Typically, a single dose of ivermectin, fenbendazole or albendazole is adequate for most strongyles. In cases where heavy burdens are seen, alpacas should be treated for 3-5 days at 20mg/kg dose of fenbendazole. If an animal is severely thin, a 3-5 day course should be considered.
Moniezia and Thysaniezia(tapeworms)
Albendazole has a better efficacy for tapeworm than fenbendazole. A 5-day course of Albendazole dosed at 5.5mg per pound given orally.
Coccidia are protozoan parasites. A first sign of a Coccidia infection is ball stools instead of pellets. It is treated with sulfa drugs (sulfadimethoxine = albon), but is prevented by using specific drugs such as amprolium (Corid) dosed at 25mg per pound of body weight for 5 days. Albon given SQ at 25mg per pound of body weight for 5 days is also effective.
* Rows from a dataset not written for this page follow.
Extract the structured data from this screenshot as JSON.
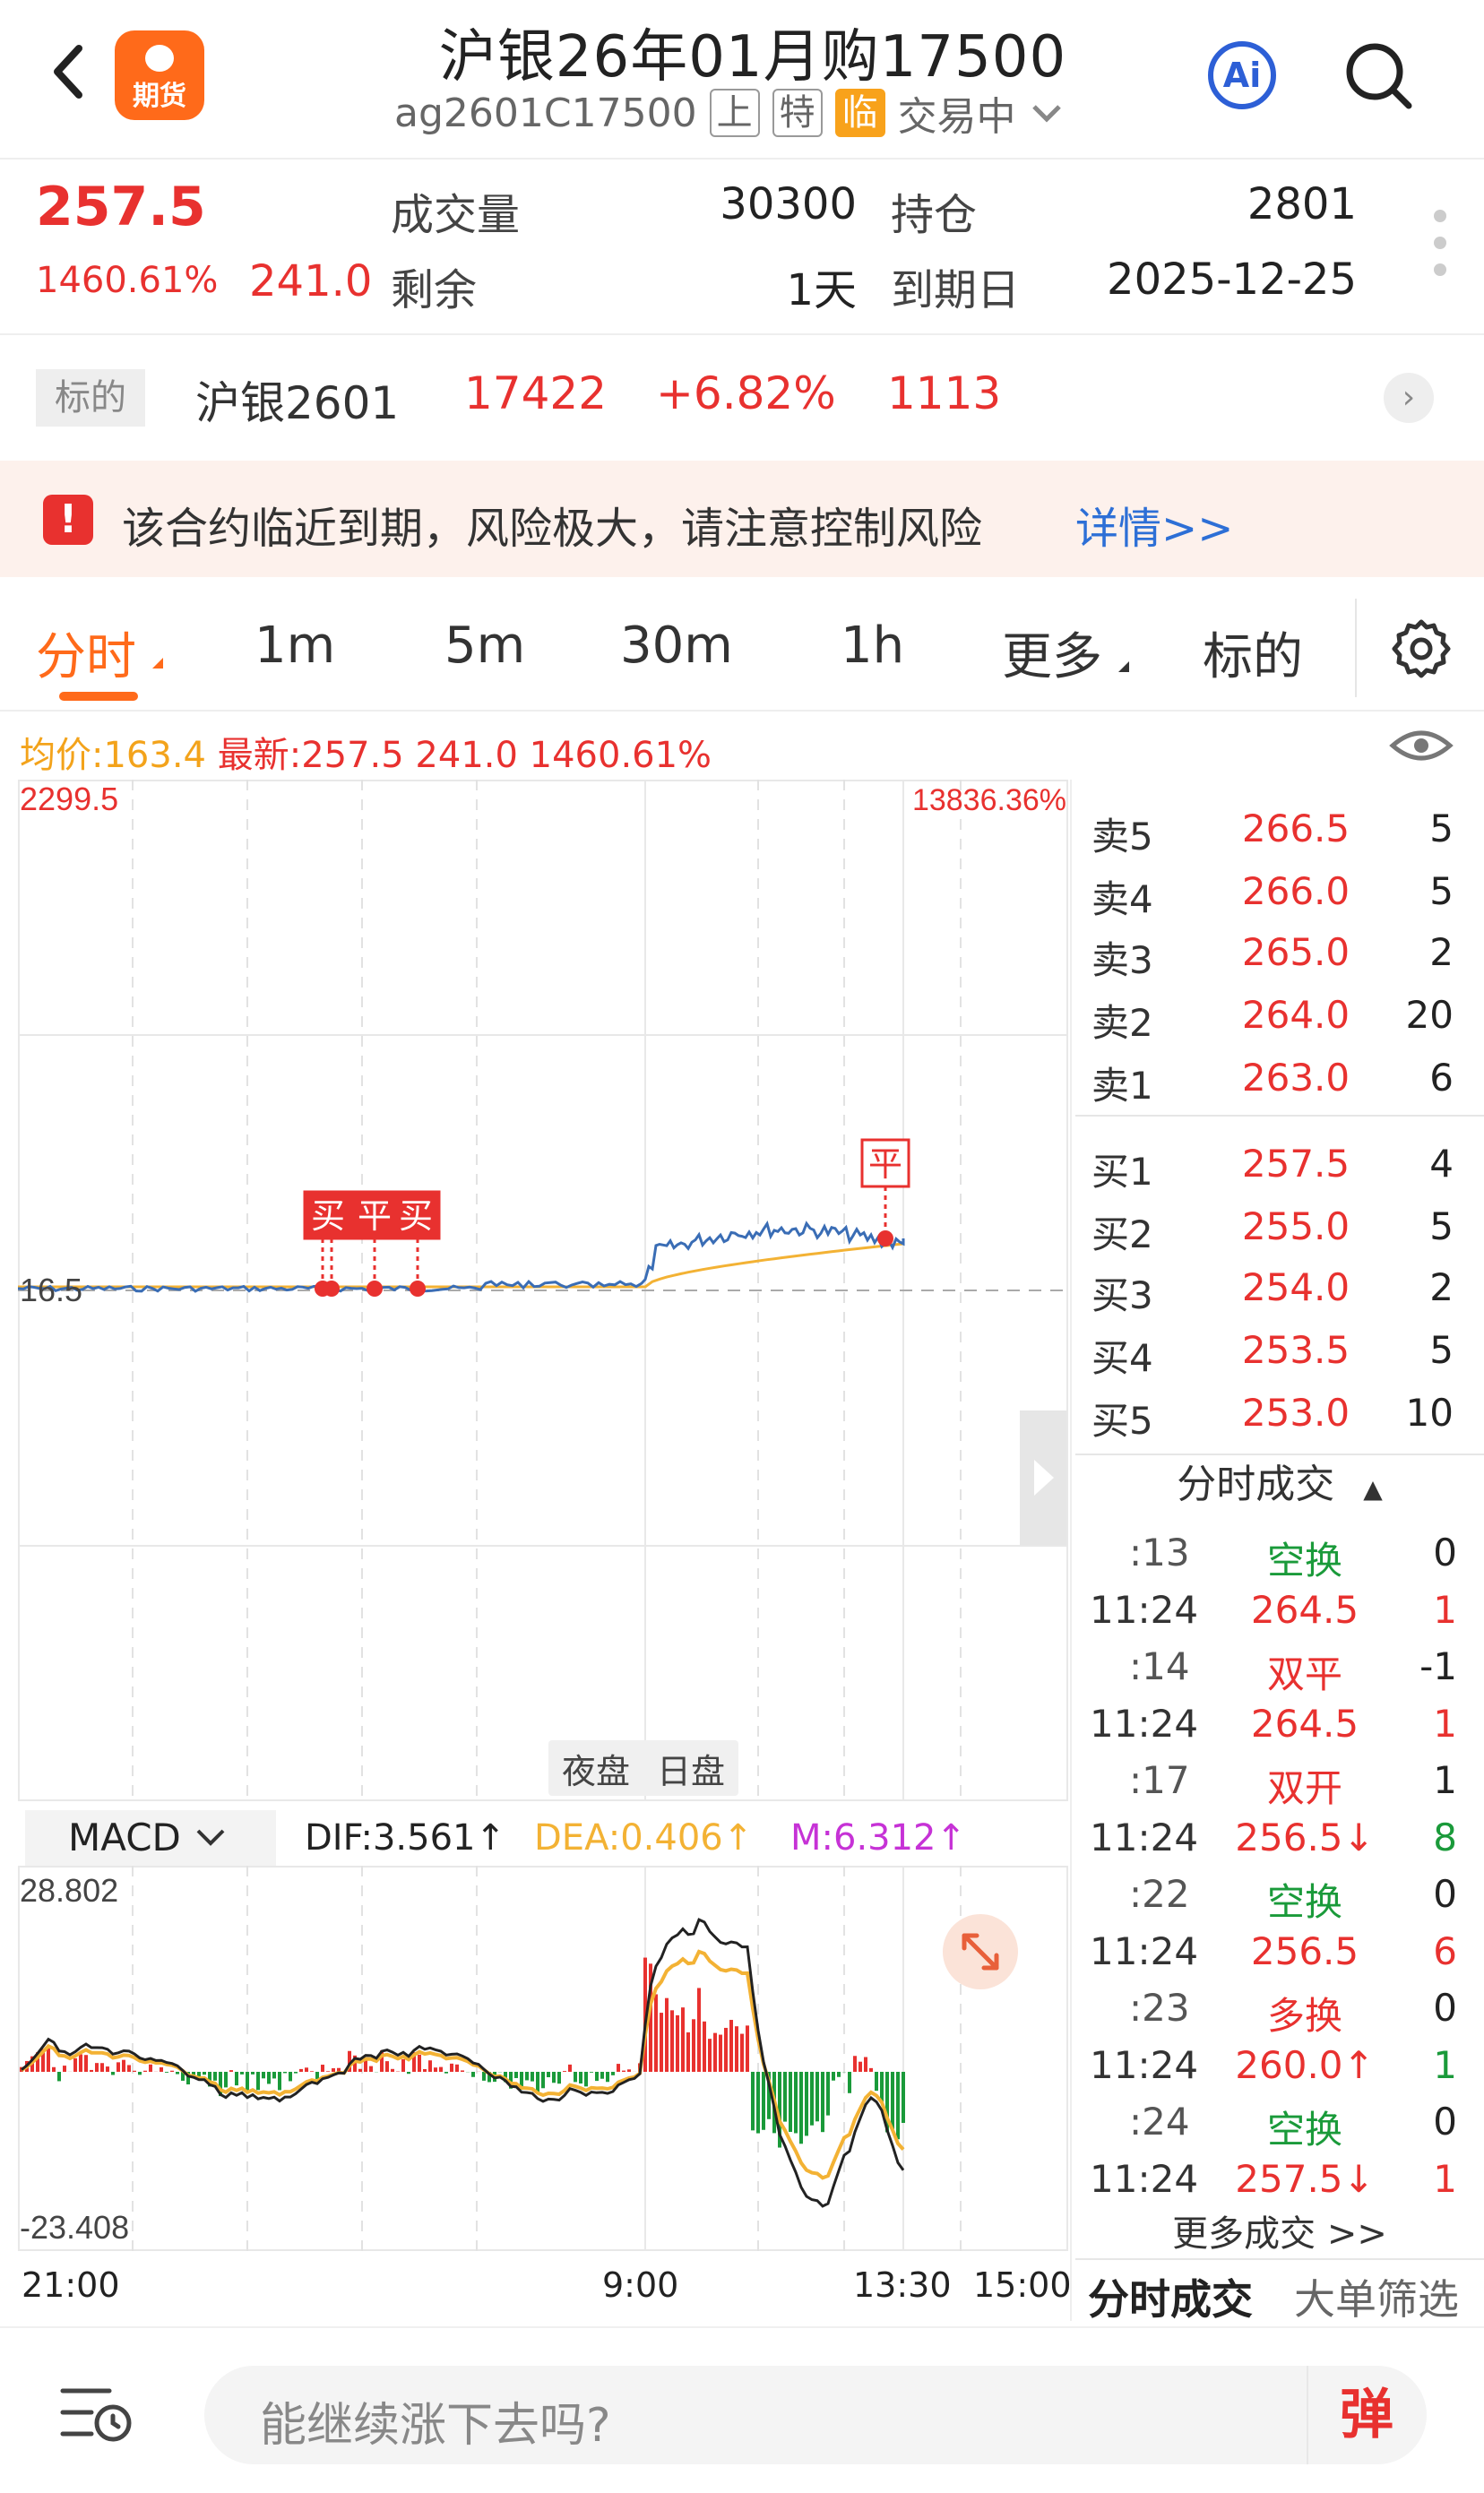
{
  "header": {
    "title": "沪银26年01月购17500",
    "app_logo_text": "期货",
    "code": "ag2601C17500",
    "tags": [
      "上",
      "特",
      "临"
    ],
    "status": "交易中",
    "ai_label": "Ai"
  },
  "quote": {
    "last_price": "257.5",
    "pct_change": "1460.61%",
    "change": "241.0",
    "volume_label": "成交量",
    "volume": "30300",
    "open_interest_label": "持仓",
    "open_interest": "2801",
    "remaining_label": "剩余",
    "remaining": "1天",
    "expiry_label": "到期日",
    "expiry": "2025-12-25"
  },
  "underlying": {
    "tag": "标的",
    "name": "沪银2601",
    "price": "17422",
    "pct": "+6.82%",
    "change": "1113"
  },
  "risk": {
    "text": "该合约临近到期，风险极大，请注意控制风险",
    "link": "详情>>"
  },
  "tabs": [
    "分时",
    "1m",
    "5m",
    "30m",
    "1h",
    "更多",
    "标的"
  ],
  "infoline": {
    "avg": "均价:163.4",
    "latest": "最新:257.5 241.0 1460.61%"
  },
  "chart": {
    "y_top": "2299.5",
    "pct_top": "13836.36%",
    "y_ref": "16.5",
    "session_labels": [
      "夜盘",
      "日盘"
    ],
    "markers": [
      "买",
      "平",
      "买",
      "平"
    ],
    "x_labels": [
      "21:00",
      "9:00",
      "13:30",
      "15:00"
    ]
  },
  "macd": {
    "select": "MACD",
    "dif": "DIF:3.561↑",
    "dea": "DEA:0.406↑",
    "m": "M:6.312↑",
    "y_top": "28.802",
    "y_bottom": "-23.408"
  },
  "orderbook": {
    "asks": [
      {
        "label": "卖5",
        "price": "266.5",
        "qty": "5"
      },
      {
        "label": "卖4",
        "price": "266.0",
        "qty": "5"
      },
      {
        "label": "卖3",
        "price": "265.0",
        "qty": "2"
      },
      {
        "label": "卖2",
        "price": "264.0",
        "qty": "20"
      },
      {
        "label": "卖1",
        "price": "263.0",
        "qty": "6"
      }
    ],
    "bids": [
      {
        "label": "买1",
        "price": "257.5",
        "qty": "4"
      },
      {
        "label": "买2",
        "price": "255.0",
        "qty": "5"
      },
      {
        "label": "买3",
        "price": "254.0",
        "qty": "2"
      },
      {
        "label": "买4",
        "price": "253.5",
        "qty": "5"
      },
      {
        "label": "买5",
        "price": "253.0",
        "qty": "10"
      }
    ]
  },
  "trades": {
    "header": "分时成交",
    "rows": [
      {
        "time": ":13",
        "price": "空换",
        "qty": "0",
        "pc": "green",
        "qc": "dark"
      },
      {
        "time": "11:24",
        "price": "264.5",
        "qty": "1",
        "pc": "red",
        "qc": "red"
      },
      {
        "time": ":14",
        "price": "双平",
        "qty": "-1",
        "pc": "red",
        "qc": "dark"
      },
      {
        "time": "11:24",
        "price": "264.5",
        "qty": "1",
        "pc": "red",
        "qc": "red"
      },
      {
        "time": ":17",
        "price": "双开",
        "qty": "1",
        "pc": "red",
        "qc": "dark"
      },
      {
        "time": "11:24",
        "price": "256.5↓",
        "qty": "8",
        "pc": "red",
        "qc": "green"
      },
      {
        "time": ":22",
        "price": "空换",
        "qty": "0",
        "pc": "green",
        "qc": "dark"
      },
      {
        "time": "11:24",
        "price": "256.5",
        "qty": "6",
        "pc": "red",
        "qc": "red"
      },
      {
        "time": ":23",
        "price": "多换",
        "qty": "0",
        "pc": "red",
        "qc": "dark"
      },
      {
        "time": "11:24",
        "price": "260.0↑",
        "qty": "1",
        "pc": "red",
        "qc": "green"
      },
      {
        "time": ":24",
        "price": "空换",
        "qty": "0",
        "pc": "green",
        "qc": "dark"
      },
      {
        "time": "11:24",
        "price": "257.5↓",
        "qty": "1",
        "pc": "red",
        "qc": "red"
      }
    ],
    "more": "更多成交 >>",
    "tab_trades": "分时成交",
    "tab_big": "大单筛选"
  },
  "comment": {
    "placeholder": "能继续涨下去吗?",
    "danmu": "弹"
  },
  "colors": {
    "accent": "#ff6a1a",
    "up": "#e8312f",
    "down": "#1a9a3a",
    "price_line": "#3a6db5",
    "avg_line": "#f3b234",
    "link": "#2d6fd6"
  }
}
This is NOT an all-inclusive list of parasites or prevention plans. Always, always, always consult your veterinarian!
When giving vaccines, it is important to consult a veterinarian about conditions specific to your location and animals. If the pasture shared with other species of livestock, additional vaccinations may be required.
CD/T is given to crias at 2-3 days old and again at 2-3 weeks of age. Administer 2cc of CD/T SQ (under the skin). When a cria is weaned at 6 months old, another 2cc dose of CD/T is given. At a year old, a 3cc dose is given. Annually vaccinate adult alpacas with 3cc of CD/T SQ.
Rabies vaccinations are commonly used. The dose is 1-2cc. The initial vaccination is two doses 30 days apart. Then an annual 2ml dosage is administered.
Vaccines are available for Leptospira and E. coli, but should only be used if there is a documented problem. There is no correct or incorrect protocol for vaccines. Work with your veterinarian in your area to develop the best vaccination plan for your farm. Once again, always, always, always consult your veterinarian!